Provide only the number of lines in the records below that contain "data".

Start of EXTRACTED RECORDS

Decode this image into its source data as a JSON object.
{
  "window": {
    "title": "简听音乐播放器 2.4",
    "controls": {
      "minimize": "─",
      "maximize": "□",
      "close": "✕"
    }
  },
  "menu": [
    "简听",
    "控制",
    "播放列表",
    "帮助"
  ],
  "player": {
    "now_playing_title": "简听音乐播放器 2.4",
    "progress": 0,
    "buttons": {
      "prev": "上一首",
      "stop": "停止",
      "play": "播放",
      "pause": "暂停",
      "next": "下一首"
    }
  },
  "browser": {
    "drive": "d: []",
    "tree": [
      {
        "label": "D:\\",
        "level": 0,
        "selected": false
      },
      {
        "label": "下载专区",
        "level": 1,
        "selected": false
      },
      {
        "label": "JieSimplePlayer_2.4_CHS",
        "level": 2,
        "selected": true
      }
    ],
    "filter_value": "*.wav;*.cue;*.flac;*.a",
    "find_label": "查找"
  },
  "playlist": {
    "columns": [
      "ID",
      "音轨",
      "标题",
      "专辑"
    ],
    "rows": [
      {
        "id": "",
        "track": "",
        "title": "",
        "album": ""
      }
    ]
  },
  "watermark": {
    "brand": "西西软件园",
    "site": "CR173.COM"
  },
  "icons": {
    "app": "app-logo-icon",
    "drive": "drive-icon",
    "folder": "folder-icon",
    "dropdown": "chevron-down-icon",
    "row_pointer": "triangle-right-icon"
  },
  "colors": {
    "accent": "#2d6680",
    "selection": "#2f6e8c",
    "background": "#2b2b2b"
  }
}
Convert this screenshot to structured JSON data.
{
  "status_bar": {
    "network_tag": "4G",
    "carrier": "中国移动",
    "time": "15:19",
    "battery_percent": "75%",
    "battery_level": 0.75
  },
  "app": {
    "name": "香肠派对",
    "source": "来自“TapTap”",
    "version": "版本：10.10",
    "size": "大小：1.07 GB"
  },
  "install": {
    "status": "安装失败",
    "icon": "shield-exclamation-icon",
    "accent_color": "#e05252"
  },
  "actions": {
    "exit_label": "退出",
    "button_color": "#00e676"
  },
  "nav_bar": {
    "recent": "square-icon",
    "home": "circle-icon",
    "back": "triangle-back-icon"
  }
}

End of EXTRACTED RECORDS

SOLUTION BELOW: 2